The aim of this chapter is to describe the use of bioactive compounds with beneficial effects on human health beyond their basic nutritional value. Bioactive compounds like vitamin E, vitamin C, and fatty acids (omega-3 and omega-6) have an important nutritional contribution and are related to the prevention of certain diseases with global impact such as cancer. However, the addition of vitamins in a food product is not easy: E is destroyed by UV-light, and C is dramatically reduced during heat processes. The use of liposomes as matrices to hold bioactive compounds appears to be a promising solution. Liposomes were made of natural soybean lecithin, which has a great nutritional importance, and more so combined with stearic acid or calcium stearate (CaS). Thus, this stabilize liposomes and contribute to the stability of bioactive compounds and to preserve their activity. The stability of bioactive compounds/liposomes incorporated into aqueous food must be demonstrated in properties such as oxidative tendency, morphology, size, and membrane packaging after heat treatment processes. But to make a product applicable at the commercial level, its texture and mouthfeel arising from the ingestion of drinkable foods are all-important to consumer’s choice and sensory acceptability must not undergo any modification.

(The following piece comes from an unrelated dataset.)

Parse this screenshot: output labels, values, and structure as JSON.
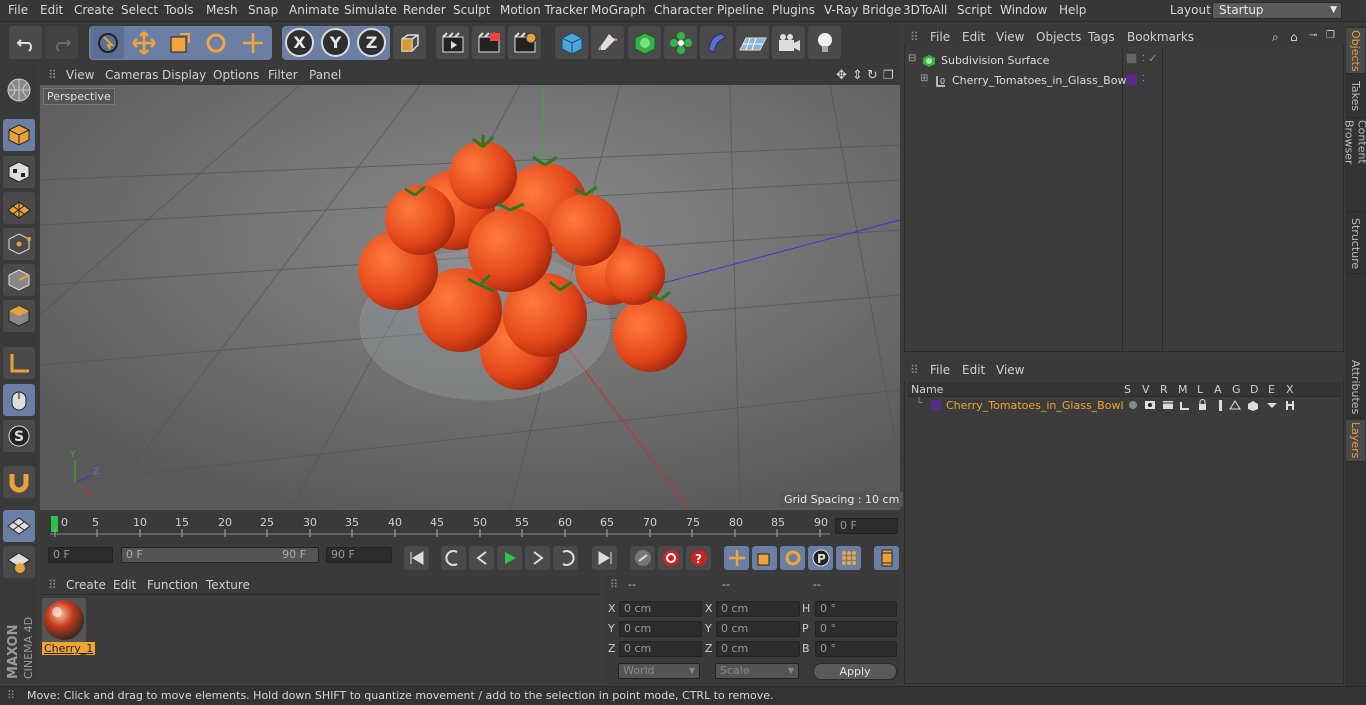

Part of the book: Functional Food
Functional foods are those with health benefits but cannot incorporate and protect from oxidation or deterioration, maintaining the bioactive compounds (BC) activity. The liposomes have several advantages for BC encapsulation: ease of obtention, characterization, scaling-up, lipid protection for hydrophilic and lipophilic BC, and best, they are made with natural lipids of alimentary grade. In our studies, liposomes were made of soy phosphatidylcholine (SPC) with Stearic Acid or Calcium Stearate as membrane stabilizer. They encapsulated BC as vitamin E, vitamin C and folic acid (B9). The liposome’s design strategy is that SPC lipid’s components are BC like choline and essential fatty acids. These liposomes preserved and maintain the activity of the thermolabile vitamins C and B9. Like milk and fruit juice, in various food types can incorporate liposomes protecting BC. A series of laboratory studies will be performed to select the most stable liposomal formulations, like characterization, encapsulation efficiency, physicochemical, microbiological, thermal and sensory stability. Liposomes- BC design and development are discussed in the chapter. The food heat treatment and the conditions/storage time are also crucial and must be considered in these studies. Finally, incorporating the BC into a food production line is feasible with an excellent economic prospect until supermarket shelves are reached, like our food product proposal.
Part of the book: Functional Foods